PROBLEM DETAILS: Below are records; copy every line in them that holds the word "photo".

DATA RECORDS:
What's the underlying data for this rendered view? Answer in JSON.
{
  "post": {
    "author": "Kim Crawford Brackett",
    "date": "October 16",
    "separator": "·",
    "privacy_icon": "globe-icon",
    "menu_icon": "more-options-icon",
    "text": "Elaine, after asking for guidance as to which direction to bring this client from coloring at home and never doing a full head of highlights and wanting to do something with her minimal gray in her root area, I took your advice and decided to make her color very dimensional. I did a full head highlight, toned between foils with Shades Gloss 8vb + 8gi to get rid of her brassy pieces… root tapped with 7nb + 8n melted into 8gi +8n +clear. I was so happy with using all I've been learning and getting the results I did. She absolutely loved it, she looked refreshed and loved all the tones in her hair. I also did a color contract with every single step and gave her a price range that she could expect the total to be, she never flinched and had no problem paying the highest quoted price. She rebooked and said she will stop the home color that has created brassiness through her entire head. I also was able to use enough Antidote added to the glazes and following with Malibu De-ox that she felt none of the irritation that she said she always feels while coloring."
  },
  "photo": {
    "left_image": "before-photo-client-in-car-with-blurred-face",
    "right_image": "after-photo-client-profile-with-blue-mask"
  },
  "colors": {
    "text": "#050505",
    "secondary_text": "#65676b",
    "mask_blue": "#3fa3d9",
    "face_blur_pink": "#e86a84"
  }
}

RESPONSE TO THIS EXERCISE:
  "photo": {
    "left_image": "before-photo-client-in-car-with-blurred-face",
    "right_image": "after-photo-client-profile-with-blue-mask"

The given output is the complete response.